Background/Aims: This study aimed to evaluate the interactive account of repetition by examining the influence of factors that differentially tapped semantic and phonological processing in a case series of patients with semantic or phonological impairment. Methods & Procedures: We compared two patient groups: predominantly phonologically impaired cases with aphasia following cerebrovascular accident, and patients with semantic dementia. Immediate repetition was contrasted with repetition after a 5-second filled delay, and lexicality, frequency, and imageability were manipulated - therefore both the task and the neuropsychological impairment biased processing in favour of either lexical-semantic or phonological capacities. Outcomes & Results: Substantial interactivity was observed between phonological/semantic impairment and variables largely tapping these processes. The phonologically impaired patients showed substantial effects of lexicality and imageability that were larger in delayed than immediate repetition. The semantically impaired patients exhibited the complementary pattern, showing reduced effects of these lexical-semantic variables and a delay effect that was larger for more poorly comprehended, low-frequency items. Semantic errors were related to phonological deficits whereas semantic impairment led to an increase in phonological errors. The phonologically impaired stroke cases also made more perseverative responses. Conclusions: These findings support the view that repetition is underpinned by interaction between semantics and phonology within a single route and not by distinct lexical and sub-lexical pathways. The results also provide evidence of a continuum between phonological and deep dysphasia.

Bibliographical metadata
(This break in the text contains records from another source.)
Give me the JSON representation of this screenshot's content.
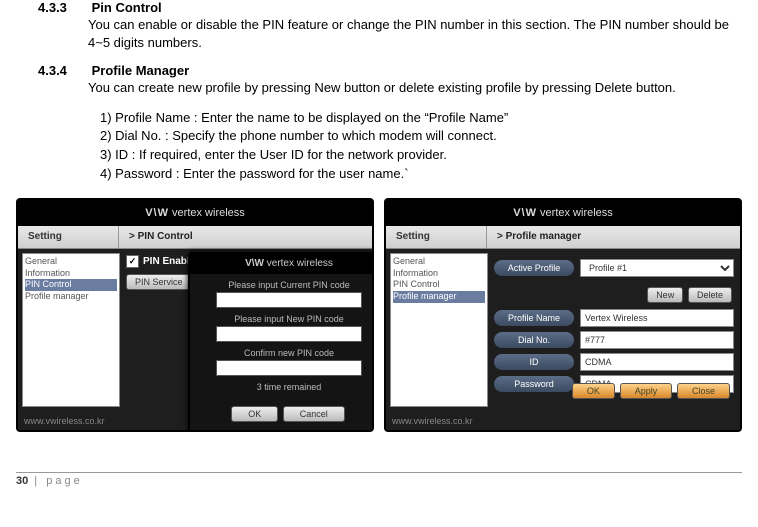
{
  "sections": {
    "pin": {
      "num": "4.3.3",
      "title": "Pin Control",
      "body": "You can enable or disable the PIN feature or change the PIN number in this section. The PIN number should be 4~5 digits numbers."
    },
    "pm": {
      "num": "4.3.4",
      "title": "Profile Manager",
      "body": "You can create new profile by pressing New button or delete existing profile by pressing Delete button.",
      "items": [
        "1) Profile Name : Enter the name to be displayed on the “Profile Name”",
        "2) Dial No. : Specify the phone number to which modem will connect.",
        "3) ID : If required, enter the User ID for the network provider.",
        "4) Password : Enter the password for the user name.`"
      ]
    }
  },
  "brand": "vertex wireless",
  "brand_glyph": "V\\W",
  "site": "www.vwireless.co.kr",
  "left": {
    "crumb1": "Setting",
    "crumb2": "> PIN Control",
    "side": [
      "General",
      "Information",
      "PIN Control",
      "Profile manager"
    ],
    "side_sel": 2,
    "pin_enable": "PIN Enable",
    "pin_service": "PIN Service",
    "ok": "OK",
    "popup": {
      "l1": "Please input Current PIN code",
      "l2": "Please input New PIN code",
      "l3": "Confirm new PIN code",
      "l4": "3 time remained",
      "ok": "OK",
      "cancel": "Cancel"
    }
  },
  "right": {
    "crumb1": "Setting",
    "crumb2": "> Profile manager",
    "side": [
      "General",
      "Information",
      "PIN Control",
      "Profile manager"
    ],
    "side_sel": 3,
    "labels": {
      "active": "Active Profile",
      "pname": "Profile Name",
      "dial": "Dial No.",
      "id": "ID",
      "pwd": "Password"
    },
    "values": {
      "active": "Profile #1",
      "pname": "Vertex Wireless",
      "dial": "#777",
      "id": "CDMA",
      "pwd": "CDMA"
    },
    "btn": {
      "new": "New",
      "del": "Delete",
      "ok": "OK",
      "apply": "Apply",
      "close": "Close"
    }
  },
  "pagefoot": {
    "num": "30",
    "sep": " | ",
    "word": "page"
  }
}
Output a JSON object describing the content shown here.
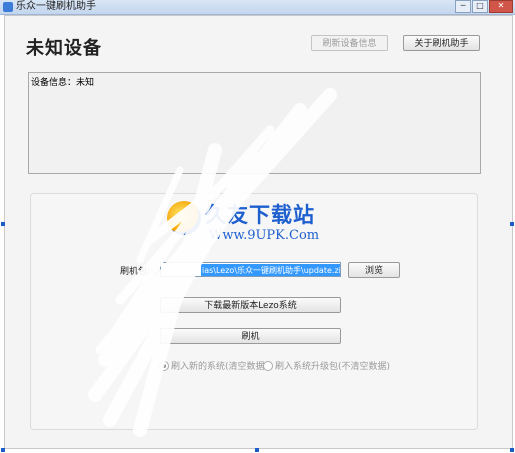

Original languageEnglish
Pages (from-to)963-992
Number of pages29
JournalAphasiology
Volume20
Issue number9-11
DOIs
Publication statusPublished - Nov 2006